You would probably not be surprised to find out though, that when the interviewer is poorly prepared, the interview results in a conversation without a real resolution and the interviewer has missed an opportunity to get off to a clean start.
So I thought I would add a simple (but very long) guide to some ways you can prepare for an interview. This article, and a couple that follow, are based on the “GRIFT” model that I developed while training BA’s.
This article covers the first part of the model – setting a clear goal for the interview. The next article covers the remaining letters of the term – RIFT (being clear on the roles, issues, focus and takeaways associated with the interview).
The model is simple and hopefully useful way to think through the things you need to do before turning up to interview someone.
The model is also included in my change management course (available from in Australia and NZ through Software Education. Or you can contact me directly if you want to learn how to run the course yourself).

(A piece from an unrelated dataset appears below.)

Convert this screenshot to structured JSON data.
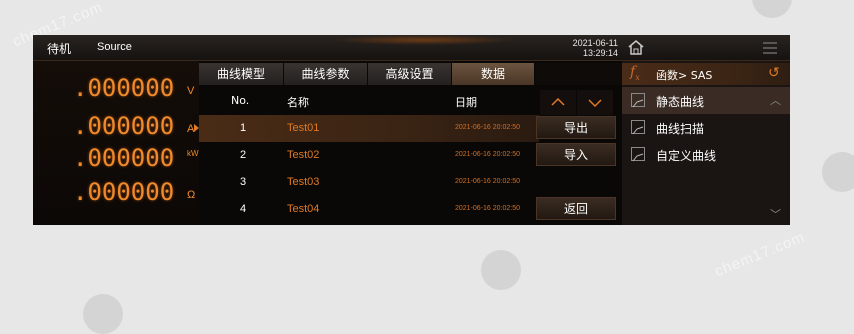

Anyway – on to the tip for today …
Be clear on why you are doing the interview
The most important part of preparing for an interview is to be clear on what you want to achieve.
If you are clear on your goal then the rest of the interview usually falls into place, while if you are unclear then you will usually get to the end of the interview without really being clear on what happens next.
In some cases the goal is pretty clear because you know what project you are part of and you are simply clarifying the scope for the next piece of work you are doing. But in other cases you may not know much more than the time of the interview and the person you are speaking to.
One approach to setting a goal is to use the focussing question approach:
How can [I] find out [something] from [the stakeholder] so that I can [something]
To use this approach you simply fill in the blanks:
- Who is doing the interview (you alone or you and X)?
- What information are you trying to get from the interview?
- Who are you interviewing?
- What are you going to do with the information you gain?
This seems simple and yet many people go into an interview without knowing these simple facts.
Generally in the initial interview you will be trying to find out:
- The goal of the change you are communicating or planning;
- Your role in that initiative; and
- The expectations the stakeholders have of you, in other words your scope and deliverables.
So your goal statement for an interview with a stakeholder called Sophie might look like this one:
How can I find out what Sophie expects of me on this project; From my interview with Sophie and by reading the project brief; So that I know who to interview before preparing my proposal.
However when you try to put this simple statement down on paper you might find that you actually want to find out quite a lot:
- Is Sophie really the sponsor?
- What is the project all about?
- How long will the project take?
- What is my role supposed to be?
- What is the scope of the project? What is my scope?
So the idea of trying to come up with a clear goal is to give you a chance to think of these things before you do the interview.
In fact even if you were ambushed by having to do an interview at short notice (and had no idea what was going on) you might still use this format to clarify what you are doing:
- How can I find out why Peter called me in for an interview without looking stupid …
- From Peter and John who are both in the interview …
- So I can avoid looking silly and still get a role on the new project.
If you do nothing else before sitting down to interview someone, working out your goal for the interview will still provide you with a pretty good chance of getting the right outcome from the interview.